In discussing this at home we have found ourselves longing to hear more old music than new because the atonality and melodic deprived nature of too much modern music leaves you with little but regret that you spend so much money to hear it.  I wonder how many of these pieces will be on programs in fifty or a hundred years but I have no doubt that Bach, Beethoven, Mozart, Brahms, Dvorak, Mussorgsky, Tchaikovsky, Barber, and too many more will continue to be played.  Then I read a piece by Oliver Rudland in the March 2015 issue of Standpoint magazine (you can read it online here).

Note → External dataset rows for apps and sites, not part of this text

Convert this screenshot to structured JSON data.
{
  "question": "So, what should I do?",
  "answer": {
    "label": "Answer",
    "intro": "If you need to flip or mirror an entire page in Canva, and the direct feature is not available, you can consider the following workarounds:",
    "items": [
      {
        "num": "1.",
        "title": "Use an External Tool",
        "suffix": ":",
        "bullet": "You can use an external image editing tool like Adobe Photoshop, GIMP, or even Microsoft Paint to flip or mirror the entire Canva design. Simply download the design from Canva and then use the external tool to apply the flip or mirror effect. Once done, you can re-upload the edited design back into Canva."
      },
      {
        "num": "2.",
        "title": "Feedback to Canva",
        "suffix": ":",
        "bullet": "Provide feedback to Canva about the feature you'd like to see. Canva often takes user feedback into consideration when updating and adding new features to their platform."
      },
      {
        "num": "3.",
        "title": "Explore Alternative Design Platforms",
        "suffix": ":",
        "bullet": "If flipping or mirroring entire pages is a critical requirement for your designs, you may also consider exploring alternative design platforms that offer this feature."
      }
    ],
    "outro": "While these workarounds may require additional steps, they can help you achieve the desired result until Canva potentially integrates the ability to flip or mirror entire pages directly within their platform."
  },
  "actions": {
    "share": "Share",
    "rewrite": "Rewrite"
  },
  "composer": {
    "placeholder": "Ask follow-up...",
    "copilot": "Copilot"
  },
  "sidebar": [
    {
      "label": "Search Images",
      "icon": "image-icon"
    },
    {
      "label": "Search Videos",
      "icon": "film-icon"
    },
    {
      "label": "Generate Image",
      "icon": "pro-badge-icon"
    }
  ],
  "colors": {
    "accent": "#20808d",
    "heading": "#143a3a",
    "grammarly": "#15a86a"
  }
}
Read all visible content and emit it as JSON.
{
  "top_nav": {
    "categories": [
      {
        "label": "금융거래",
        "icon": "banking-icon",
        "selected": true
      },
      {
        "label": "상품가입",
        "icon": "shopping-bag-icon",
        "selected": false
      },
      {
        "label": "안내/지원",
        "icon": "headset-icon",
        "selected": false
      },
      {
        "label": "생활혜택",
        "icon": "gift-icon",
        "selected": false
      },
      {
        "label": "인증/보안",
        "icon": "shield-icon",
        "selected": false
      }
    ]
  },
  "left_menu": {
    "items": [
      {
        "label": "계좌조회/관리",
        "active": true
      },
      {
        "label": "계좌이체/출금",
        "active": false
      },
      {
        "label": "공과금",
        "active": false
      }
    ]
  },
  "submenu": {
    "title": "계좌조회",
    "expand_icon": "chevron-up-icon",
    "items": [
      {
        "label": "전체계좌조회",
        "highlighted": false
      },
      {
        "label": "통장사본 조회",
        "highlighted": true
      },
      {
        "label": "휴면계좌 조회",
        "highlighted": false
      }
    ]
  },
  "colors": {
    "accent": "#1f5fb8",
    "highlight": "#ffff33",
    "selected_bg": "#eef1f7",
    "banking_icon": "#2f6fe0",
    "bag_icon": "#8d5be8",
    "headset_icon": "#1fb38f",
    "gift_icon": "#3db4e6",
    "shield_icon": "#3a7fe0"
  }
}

Rudland charts the eruption of music that accompanied the growth of the nation state but noted that a deeper set of convictions united the composers of this 19th century phenomenon -- the states and the music was predicated upon Christianity.  When in the 1960s the seismic shift of culture and authority raised its challenge to Christianity and gave birth to a sexual and moral revolution, music changed.  Popular music shifted the focus onto the feelings, the highs and lows of the casual relationship, and the unchained desire that had previously been merely hinted at in music.  Worse, it seems the classical music seems to have either died or entered a coma.  Rudland calls this a "God shaped hole."  Where classical music continued to live and breathe, it was fostered and sustained in the church.  Think of the exceptions -- Eric Whitacre, for example.  No, Rudland is absolutely correct.  Musical genius flourished under the inspiration of the faith and the tutelage of the Church.  Absent the belief and confidence in the value and virtue of our Christian identities, our music has gone mute -- except for that which glorifies and is preoccupied with sexual desire (too often under the guise of love).

Some will surely insist that I am wrong and Rudland mistaken but I think the erosion of the Christian foundations of culture and society have done far more damage than we care to admit.  They have left us without the song that inspires and ennobles us as people.  Instead we look down into the gutter to express when previous generations knew was better left hidden.  Either for lack of taste or ability or inspiration, modern music has failed to produce musical genius to compare with other points in history.  And that, my friends, is a sad state of affairs for us all -- even those who would never darken a symphony hall.